Mergers and acquisitions (M&A) happen all the time in the business world, symbolizing the growth and expansion of a company as it heads in a new, more prosperous direction.
Company mergers and acquisitions are often publicly announced in transactions that make headlines across the media, which can be a great thing for the marketing team and for investors—but not so great for the IT solutions department as it inherits a new and potentially insecure company network.
Why is a Business More Vulnerable to Cyberattack During a Merger and Acquisition?
The additional publicity surrounding an M&A can also have the dangerous side effect of making a business prone to phishing attempts, vulnerability scans, and other opportunistic cyberattacks. When the growing business undertakes an M&A and brings a new company network on board, new (and potentially unsecure) IT systems can compromise even the most secure corporate network— and wreak havoc on the business’s data security and public integrity in the process.
Follow These Cybersecurity Best Practices During a Merger and Acquisition

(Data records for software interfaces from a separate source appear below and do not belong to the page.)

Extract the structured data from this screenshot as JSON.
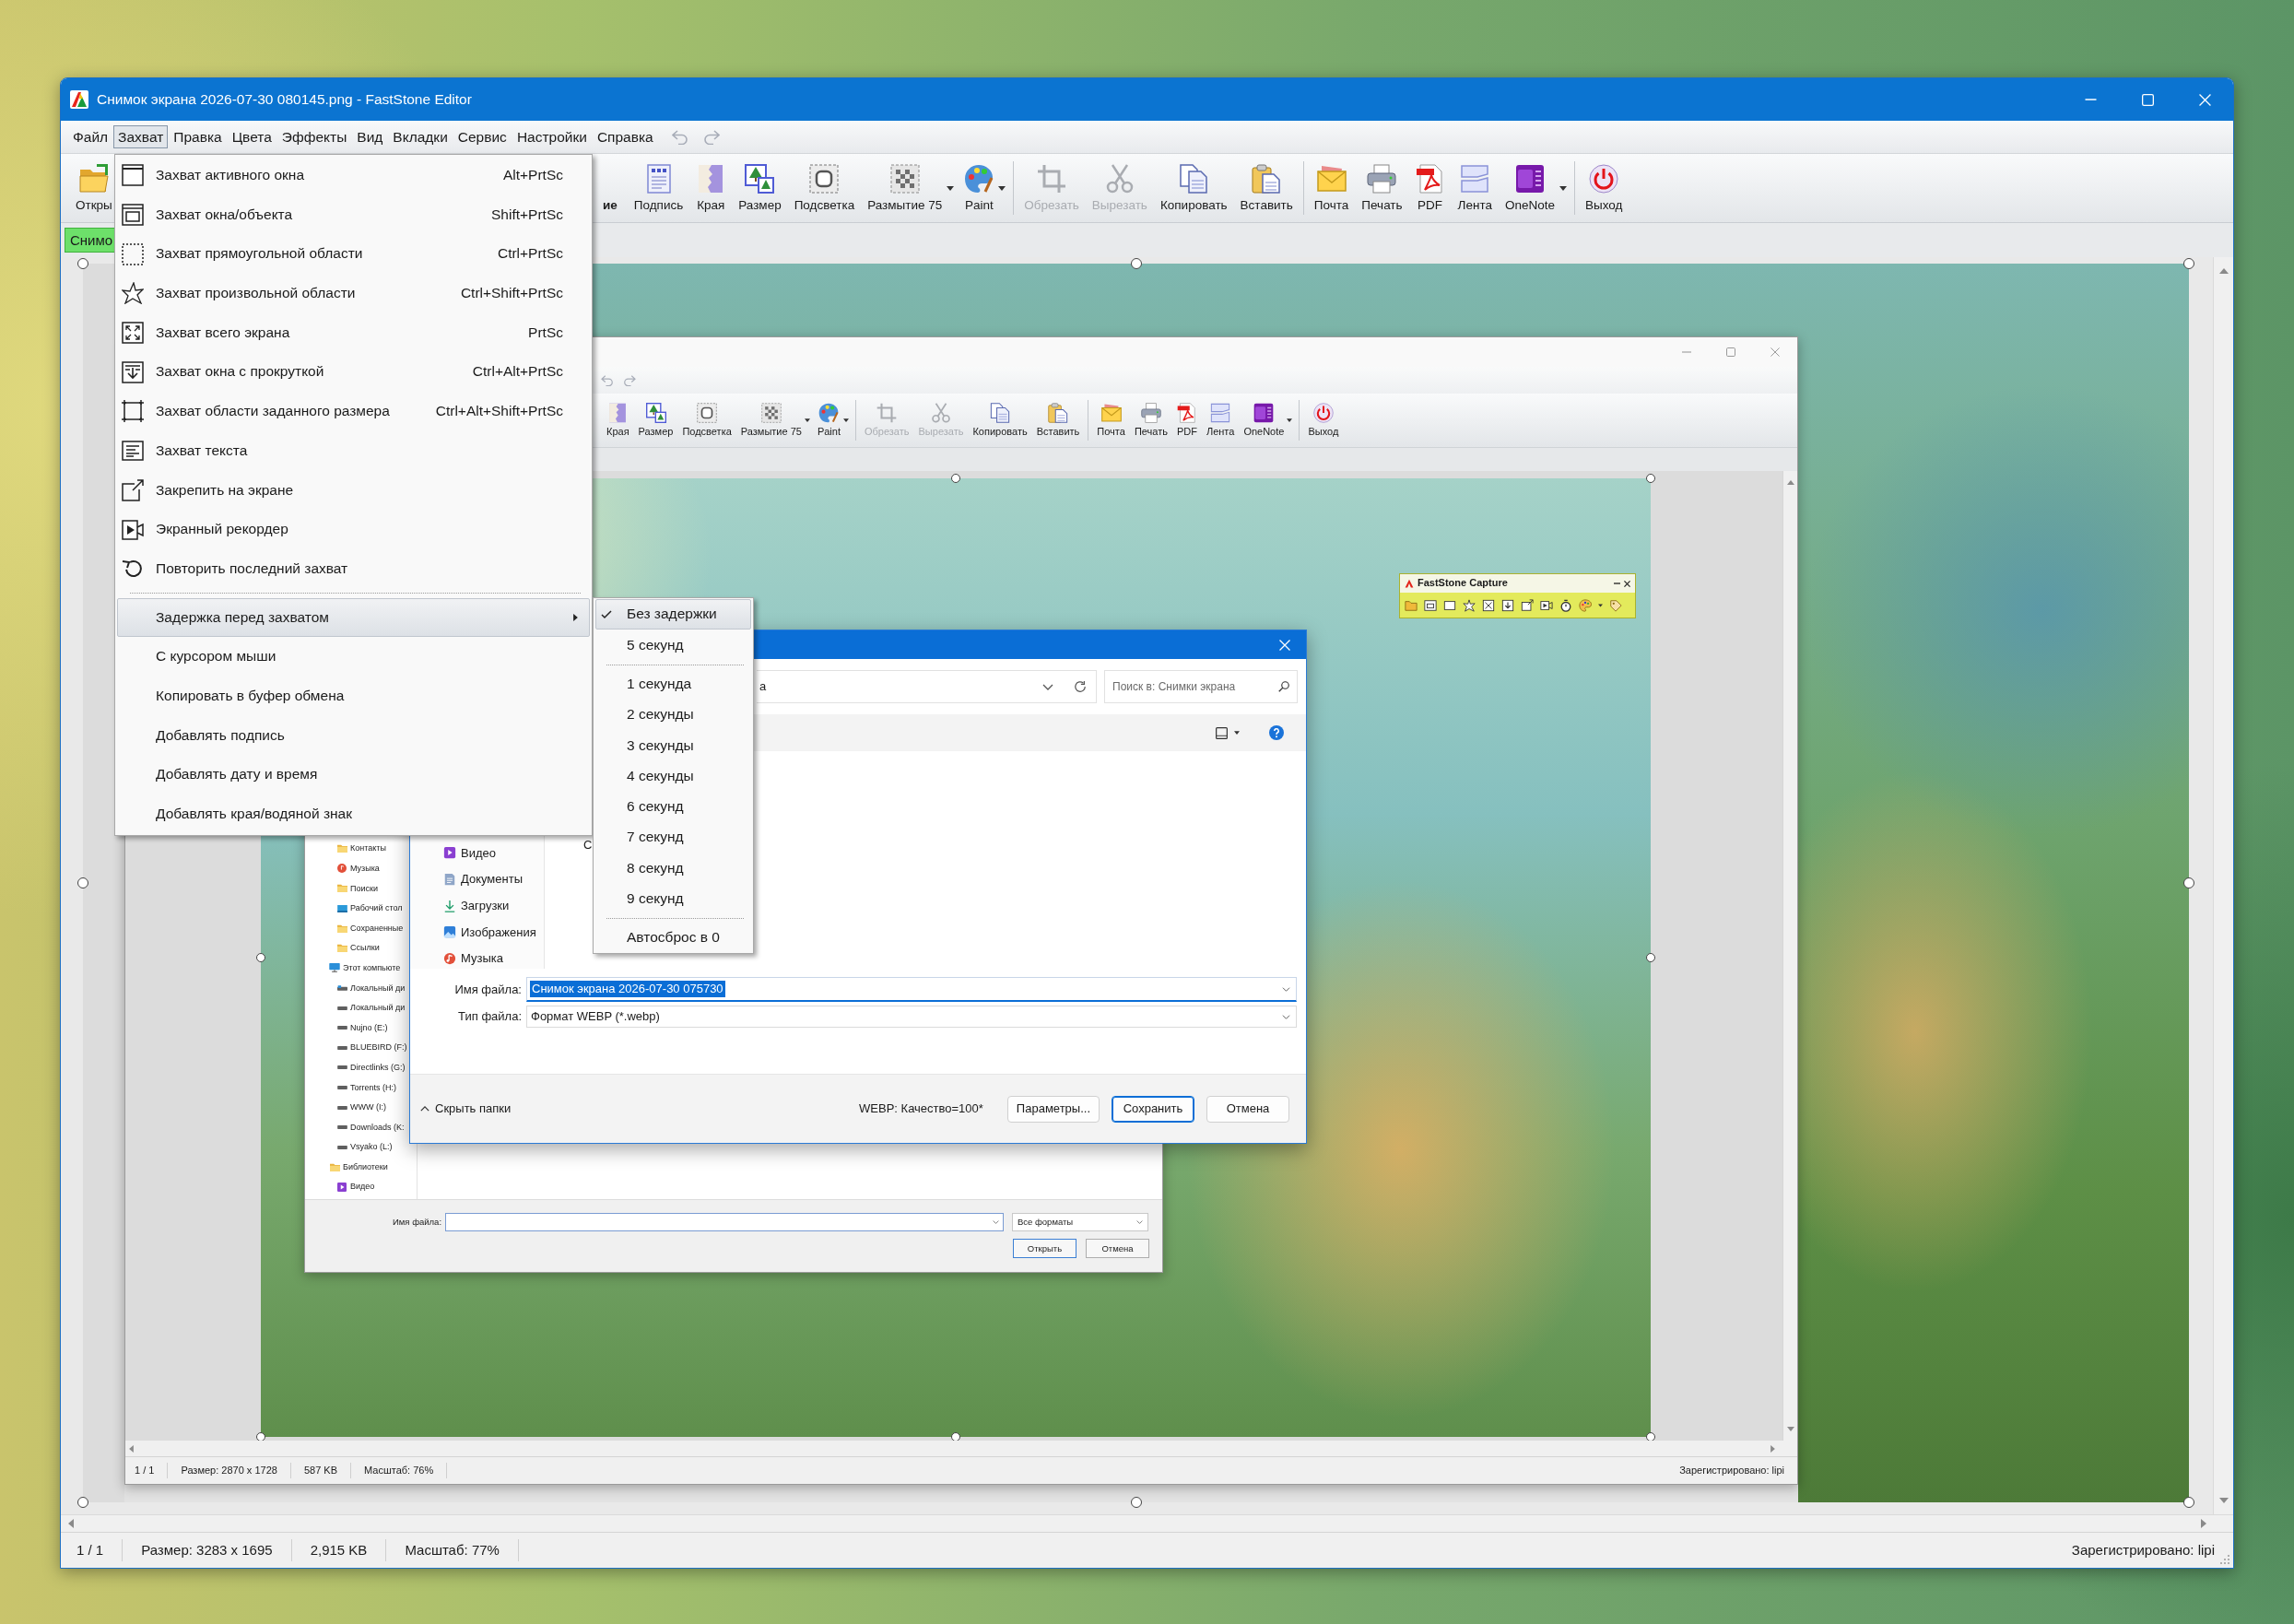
{
  "window": {
    "title": "Снимок экрана 2026-07-30 080145.png - FastStone Editor"
  },
  "menu_bar": [
    {
      "label": "Файл",
      "selected": false
    },
    {
      "label": "Захват",
      "selected": true
    },
    {
      "label": "Правка",
      "selected": false
    },
    {
      "label": "Цвета",
      "selected": false
    },
    {
      "label": "Эффекты",
      "selected": false
    },
    {
      "label": "Вид",
      "selected": false
    },
    {
      "label": "Вкладки",
      "selected": false
    },
    {
      "label": "Сервис",
      "selected": false
    },
    {
      "label": "Настройки",
      "selected": false
    },
    {
      "label": "Справка",
      "selected": false
    }
  ],
  "toolbar": [
    {
      "kind": "button",
      "label": "Откры",
      "disabled": false,
      "dropdown": false
    },
    {
      "kind": "partial",
      "label": "ие",
      "disabled": false,
      "dropdown": false
    },
    {
      "kind": "button",
      "label": "Подпись",
      "disabled": false,
      "dropdown": false
    },
    {
      "kind": "button",
      "label": "Края",
      "disabled": false,
      "dropdown": false
    },
    {
      "kind": "button",
      "label": "Размер",
      "disabled": false,
      "dropdown": false
    },
    {
      "kind": "button",
      "label": "Подсветка",
      "disabled": false,
      "dropdown": false
    },
    {
      "kind": "button",
      "label": "Размытие 75",
      "disabled": false,
      "dropdown": true
    },
    {
      "kind": "button",
      "label": "Paint",
      "disabled": false,
      "dropdown": true
    },
    {
      "kind": "separator"
    },
    {
      "kind": "button",
      "label": "Обрезать",
      "disabled": true,
      "dropdown": false
    },
    {
      "kind": "button",
      "label": "Вырезать",
      "disabled": true,
      "dropdown": false
    },
    {
      "kind": "button",
      "label": "Копировать",
      "disabled": false,
      "dropdown": false
    },
    {
      "kind": "button",
      "label": "Вставить",
      "disabled": false,
      "dropdown": false
    },
    {
      "kind": "separator"
    },
    {
      "kind": "button",
      "label": "Почта",
      "disabled": false,
      "dropdown": false
    },
    {
      "kind": "button",
      "label": "Печать",
      "disabled": false,
      "dropdown": false
    },
    {
      "kind": "button",
      "label": "PDF",
      "disabled": false,
      "dropdown": false
    },
    {
      "kind": "button",
      "label": "Лента",
      "disabled": false,
      "dropdown": false
    },
    {
      "kind": "button",
      "label": "OneNote",
      "disabled": false,
      "dropdown": true
    },
    {
      "kind": "separator"
    },
    {
      "kind": "button",
      "label": "Выход",
      "disabled": false,
      "dropdown": false
    }
  ],
  "tabs": [
    {
      "label": "Снимо",
      "selected": true
    }
  ],
  "capture_menu": [
    {
      "kind": "item",
      "label": "Захват активного окна",
      "shortcut": "Alt+PrtSc",
      "highlighted": false
    },
    {
      "kind": "item",
      "label": "Захват окна/объекта",
      "shortcut": "Shift+PrtSc",
      "highlighted": false
    },
    {
      "kind": "item",
      "label": "Захват прямоугольной области",
      "shortcut": "Ctrl+PrtSc",
      "highlighted": false
    },
    {
      "kind": "item",
      "label": "Захват произвольной области",
      "shortcut": "Ctrl+Shift+PrtSc",
      "highlighted": false
    },
    {
      "kind": "item",
      "label": "Захват всего экрана",
      "shortcut": "PrtSc",
      "highlighted": false
    },
    {
      "kind": "item",
      "label": "Захват окна с прокруткой",
      "shortcut": "Ctrl+Alt+PrtSc",
      "highlighted": false
    },
    {
      "kind": "item",
      "label": "Захват области заданного размера",
      "shortcut": "Ctrl+Alt+Shift+PrtSc",
      "highlighted": false
    },
    {
      "kind": "item",
      "label": "Захват текста",
      "highlighted": false
    },
    {
      "kind": "item",
      "label": "Закрепить на экране",
      "highlighted": false
    },
    {
      "kind": "item",
      "label": "Экранный рекордер",
      "highlighted": false
    },
    {
      "kind": "item",
      "label": "Повторить последний захват",
      "highlighted": false
    },
    {
      "kind": "separator"
    },
    {
      "kind": "submenu",
      "label": "Задержка перед захватом",
      "highlighted": true
    },
    {
      "kind": "item",
      "label": "С курсором мыши",
      "highlighted": false
    },
    {
      "kind": "item",
      "label": "Копировать в буфер обмена",
      "highlighted": false
    },
    {
      "kind": "item",
      "label": "Добавлять подпись",
      "highlighted": false
    },
    {
      "kind": "item",
      "label": "Добавлять дату и время",
      "highlighted": false
    },
    {
      "kind": "item",
      "label": "Добавлять края/водяной знак",
      "highlighted": false
    }
  ],
  "delay_submenu": [
    {
      "kind": "item",
      "label": "Без задержки",
      "checked": true,
      "highlighted": true
    },
    {
      "kind": "item",
      "label": "5 секунд",
      "checked": false,
      "highlighted": false
    },
    {
      "kind": "separator"
    },
    {
      "kind": "item",
      "label": "1 секунда",
      "checked": false,
      "highlighted": false
    },
    {
      "kind": "item",
      "label": "2 секунды",
      "checked": false,
      "highlighted": false
    },
    {
      "kind": "item",
      "label": "3 секунды",
      "checked": false,
      "highlighted": false
    },
    {
      "kind": "item",
      "label": "4 секунды",
      "checked": false,
      "highlighted": false
    },
    {
      "kind": "item",
      "label": "6 секунд",
      "checked": false,
      "highlighted": false
    },
    {
      "kind": "item",
      "label": "7 секунд",
      "checked": false,
      "highlighted": false
    },
    {
      "kind": "item",
      "label": "8 секунд",
      "checked": false,
      "highlighted": false
    },
    {
      "kind": "item",
      "label": "9 секунд",
      "checked": false,
      "highlighted": false
    },
    {
      "kind": "separator"
    },
    {
      "kind": "item",
      "label": "Автосброс в 0",
      "checked": false,
      "highlighted": false
    }
  ],
  "canvas": {
    "inner_window": {
      "toolbar": [
        {
          "kind": "button",
          "label": "Края",
          "disabled": false,
          "dropdown": false
        },
        {
          "kind": "button",
          "label": "Размер",
          "disabled": false,
          "dropdown": false
        },
        {
          "kind": "button",
          "label": "Подсветка",
          "disabled": false,
          "dropdown": false
        },
        {
          "kind": "button",
          "label": "Размытие 75",
          "disabled": false,
          "dropdown": true
        },
        {
          "kind": "button",
          "label": "Paint",
          "disabled": false,
          "dropdown": true
        },
        {
          "kind": "separator"
        },
        {
          "kind": "button",
          "label": "Обрезать",
          "disabled": true,
          "dropdown": false
        },
        {
          "kind": "button",
          "label": "Вырезать",
          "disabled": true,
          "dropdown": false
        },
        {
          "kind": "button",
          "label": "Копировать",
          "disabled": false,
          "dropdown": false
        },
        {
          "kind": "button",
          "label": "Вставить",
          "disabled": false,
          "dropdown": false
        },
        {
          "kind": "separator"
        },
        {
          "kind": "button",
          "label": "Почта",
          "disabled": false,
          "dropdown": false
        },
        {
          "kind": "button",
          "label": "Печать",
          "disabled": false,
          "dropdown": false
        },
        {
          "kind": "button",
          "label": "PDF",
          "disabled": false,
          "dropdown": false
        },
        {
          "kind": "button",
          "label": "Лента",
          "disabled": false,
          "dropdown": false
        },
        {
          "kind": "button",
          "label": "OneNote",
          "disabled": false,
          "dropdown": true
        },
        {
          "kind": "separator"
        },
        {
          "kind": "button",
          "label": "Выход",
          "disabled": false,
          "dropdown": false
        }
      ],
      "capture_toolbar": {
        "title": "FastStone Capture"
      },
      "open_dialog": {
        "tree": [
          {
            "children": [
              {
                "label": "Контакты"
              },
              {
                "label": "Музыка"
              },
              {
                "label": "Поиски"
              },
              {
                "label": "Рабочий стол"
              },
              {
                "label": "Сохраненные"
              },
              {
                "label": "Ссылки"
              }
            ]
          },
          {
            "label": "Этот компьюте",
            "children": [
              {
                "label": "Локальный ди"
              },
              {
                "label": "Локальный ди"
              },
              {
                "label": "Nujno (E:)"
              },
              {
                "label": "BLUEBIRD (F:)"
              },
              {
                "label": "Directlinks (G:)"
              },
              {
                "label": "Torrents (H:)"
              },
              {
                "label": "WWW (I:)"
              },
              {
                "label": "Downloads (K:"
              },
              {
                "label": "Vsyako (L:)"
              }
            ]
          },
          {
            "label": "Библиотеки",
            "children": [
              {
                "label": "Видео"
              }
            ]
          }
        ],
        "file_name": {
          "label": "Имя файла:"
        },
        "file_type": {
          "value": "Все форматы"
        },
        "buttons": [
          {
            "label": "Открыть",
            "default": true
          },
          {
            "label": "Отмена",
            "default": false
          }
        ]
      },
      "save_dialog": {
        "address": "а",
        "search": {
          "placeholder": "Поиск в: Снимки экрана"
        },
        "nav": [
          {
            "label": "Видео"
          },
          {
            "label": "Документы"
          },
          {
            "label": "Загрузки"
          },
          {
            "label": "Изображения"
          },
          {
            "label": "Музыка"
          }
        ],
        "list_fragment": "С",
        "file_name": {
          "label": "Имя файла:",
          "value": "Снимок экрана 2026-07-30 075730",
          "selected": true
        },
        "file_type": {
          "label": "Тип файла:",
          "value": "Формат WEBP (*.webp)"
        },
        "hide_folders": "Скрыть папки",
        "quality": "WEBP: Качество=100*",
        "buttons": [
          {
            "label": "Параметры...",
            "default": false
          },
          {
            "label": "Сохранить",
            "default": true
          },
          {
            "label": "Отмена",
            "default": false
          }
        ]
      },
      "status_bar": {
        "page": "1 / 1",
        "size": "Размер: 2870 x 1728",
        "file_size": "587 KB",
        "zoom": "Масштаб: 76%",
        "registration": "Зарегистрировано: lipi"
      }
    }
  },
  "status_bar": {
    "page": "1 / 1",
    "size": "Размер: 3283 x 1695",
    "file_size": "2,915 KB",
    "zoom": "Масштаб: 77%",
    "registration": "Зарегистрировано: lipi"
  }
}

In order to control the integration and implement the security of merging networks, independent audits and tests must be run to ensure that the environment and network being merged with remains secure. Companies should prioritize the long-term alignment of procedures and technology and focus on developing an augmented company policy that is supported by the most up-to-date cybersecurity defenses.
Keep these cybersecurity best practices in mind for a successful merger:
- Assess and Align Existing IT Security Policies
When merging companies, there will likely be disparities between the IT security policies of the disparate organizations. During the integration process, existing IT policies should be strategically reviewed and assessed.
Focus on the strengths of each organization’s individual cybersecurity policies, and use those strengths to create an even more powerful IT security approach for the new company as a whole.
- Conduct a Gap Analysis
Once the companies are aligned, a gap analysis should be performed to assess both organizations’ strengths and weaknesses against the new cybersecurity guidelines. Implement a roadmap to delineate the process and procedures that each company should follow to close any IT security gaps.
Conducting independent audits and tests to focus on any security gaps is especially important during the acquisition/merger phase since the companies are especially vulnerable to attack during the initial stages of transition.
- Assess the New Network’s Infrastructure
Obtain network architecture diagrams to show business partner and Internet connections for both organizations. Ensure that both companies are able to monitor all internal networks and DMZs using intrusion detection systems.
As the merger continues, install additional detection tools to keep tabs on any new potential vulnerabilities. Focus on web application attacks and Windows issues common to each environment, and have the in-house IT team examine any IDS alerts for security compromise. If you don’t have an in-house IT team, a third-party managed security services provider should be consulted during the process.
- Determine any Wireless LAN Vulnerabilities
If either of the organizations relies heavily on Wi-Fi and the other does not, there are likely significant differences in vulnerability profiles. Check any Wi-Fi systems’ security settings and ensure that encryption and high-level authentication processes (like WPA2) are being used.
Assess the BYOD and BYON (bring your own device and network) policies for each company as it pertains to employee network access. Implement or strengthen security policies where necessary to prevent employee BYOD/BYON usage from increasing company Wi-Fi network vulnerabilities during the transition.
- Educate Employees
Employee IT security awareness is vital to the success of any merger and acquisition. Since employees are the weakest link in a company’s security framework, it is especially important to keep them informed during major changes. During an M&A, implement a comprehensive awareness program to bring all employees up-to-speed in the newly integrated security policies. Consider launching a brief, focused initiative on the dangers of email phishing and ransomware campaigns, and install awareness information centers in employee gathering places. Be sure employees are up-to-date on general IT security best practices, like password health and vetting email attachments and sources.
During an M&A, the parent company might have rock-solid IT security—but once the merger takes place, the company could be exposed to new and dangerous vulnerabilities across its previously-secure network. Third party audits and tests of the network environment can help a business stay informed during the M&A process, know exactly what they are getting into, and assess any remediation necessary to bring the new network up to appropriate security standards. To help keep your company safe and your network secure during the merger and acquisition process, contact Intrinium for an M&A IT security assessment.